Of course, the reason Shangjai looks "futuristic" naturally is largely because the Pudong district, home of Shanghai's most dense skyscrapers, is part of a Special Economic Zone. Most of the previous occupants were removed and old neighborhoods bulldozed in order to build this seamless construct of future architecture. When it comes to the borderlines between authoritarian dystopia and utopia, Shanghai is not a fictional symbol of this theme, so much as its non-fictional existence—if one lives in Shanghai, its image is not speculation, but reality. Whether an AI companion as described in Her ever might come into existence is not the only question. So is whether Los Angeles might comes to mirror the power and aesthetics of our current technocratic regimes.
Cities bring symbolic monuments, identifiable aesthetics, indicators of dystopia or utopia, and figurative geography to SF film. These serve a purpose to the narrative, a tool to the plot designers, not unlike the glorious turns of phrase in the manifestos of the Futurists, the "multicolored, polyphonic tides of revolution in the modern capitals." But the familiar aspects of today's cities we see in SF also become a reflection, as we see our own image in a mirror, though disguised by different clothing.

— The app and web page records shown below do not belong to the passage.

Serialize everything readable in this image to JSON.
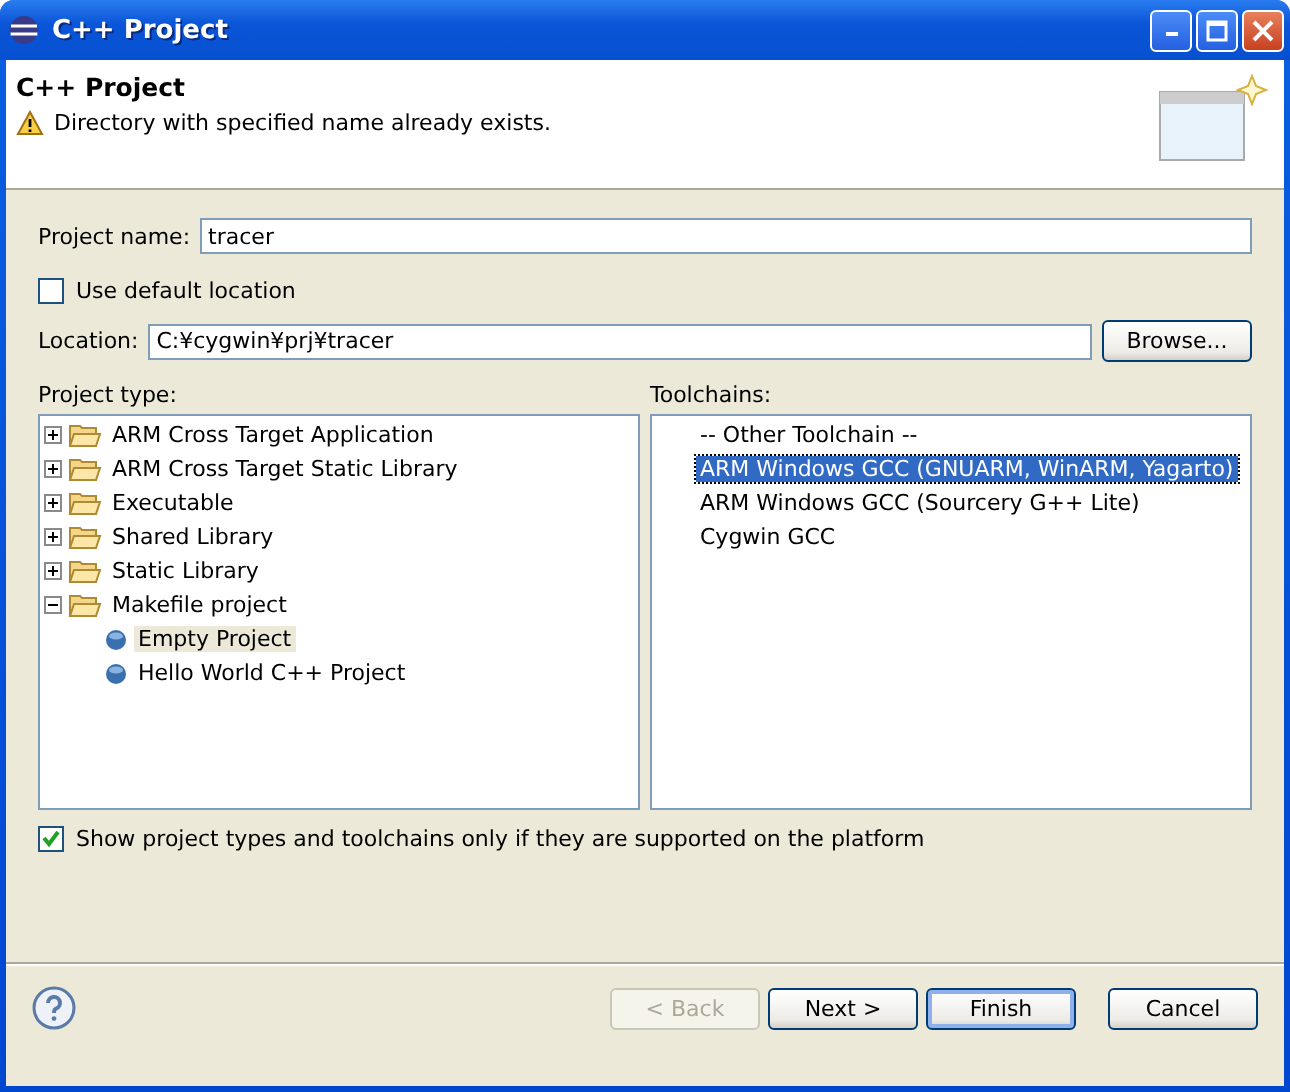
{
  "window": {
    "title": "C++ Project"
  },
  "header": {
    "title": "C++ Project",
    "message": "Directory with specified name already exists."
  },
  "project_name": {
    "label": "Project name:",
    "value": "tracer"
  },
  "use_default_location": {
    "label": "Use default location",
    "checked": false
  },
  "location": {
    "label": "Location:",
    "value": "C:¥cygwin¥prj¥tracer",
    "button": "Browse..."
  },
  "project_type": {
    "label": "Project type:",
    "items": [
      {
        "label": "ARM Cross Target Application",
        "expanded": false,
        "selected": false
      },
      {
        "label": "ARM Cross Target Static Library",
        "expanded": false,
        "selected": false
      },
      {
        "label": "Executable",
        "expanded": false,
        "selected": false
      },
      {
        "label": "Shared Library",
        "expanded": false,
        "selected": false
      },
      {
        "label": "Static Library",
        "expanded": false,
        "selected": false
      },
      {
        "label": "Makefile project",
        "expanded": true,
        "selected": false,
        "children": [
          {
            "label": "Empty Project",
            "selected": true
          },
          {
            "label": "Hello World C++ Project",
            "selected": false
          }
        ]
      }
    ]
  },
  "toolchains": {
    "label": "Toolchains:",
    "items": [
      {
        "label": "-- Other Toolchain --",
        "selected": false
      },
      {
        "label": "ARM Windows GCC (GNUARM, WinARM, Yagarto)",
        "selected": true
      },
      {
        "label": "ARM Windows GCC (Sourcery G++ Lite)",
        "selected": false
      },
      {
        "label": "Cygwin GCC",
        "selected": false
      }
    ]
  },
  "show_supported": {
    "label": "Show project types and toolchains only if they are supported on the platform",
    "checked": true
  },
  "buttons": [
    {
      "label": "< Back",
      "disabled": true,
      "default": false
    },
    {
      "label": "Next >",
      "disabled": false,
      "default": false
    },
    {
      "label": "Finish",
      "disabled": false,
      "default": true
    },
    {
      "label": "Cancel",
      "disabled": false,
      "default": false
    }
  ]
}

As the denizens of the current cities from which SF cities are woven, what do we want our actual city to be? What sort of city would we design to live our futures through, not just to tell a story? And who will make this actual future city, if not filmmakers?
In Children of Men, the dystopian city streets are burning. The trains windows are covered in cages to protect the occupants from thrown rocks, not to present symbolic vistas. Bombs explode, prisoners are abused. This is not the urban space of the future; it is the city of today. It is not London, New York, or Shanghai, but Aleppo and Kirkuk. This is the other side of futurism. As F.T. Marinetti wrote in the original Futurist Manifesto, "set fire to the library shelves! Turn aside the canals to flood the museums! Oh, the joy of seeing the glorious old canvases bobbing adrift on those waters, discolored and shredded!... Take up your pickaxes, your axes and hammers and wreck, wreck the venerable cities, pitilessly!" At one point in the film, the protagonist goes to London's Battersea Power Station in a fortified "Green Zone," which has been turned into a heavily secured depository for the world's great works of art, scavenged from the collapse of civilization.
The art deco architecture of the Power Station is itself a monument, used for symbolic effect in everything from Pink Floyd cover art, to the film version of 1984. But when his vehicle pulls into the Power Station, the shot is actually filmed in the Turbine Hall of the former Bankside Power Station, better known today as the Tate Modern. This is a futuristic, heavily symbolic and secured depository for art work, which actually exists. Battersea Power Station, as it happens, is now being converted as well, into a luxury shopping and apartment complex. Present day speculation always returns to where it began. To make a fictional city that appears real, SF will use real cities. The question remains, which elements will real cities take from SF in return? And are they already doing it?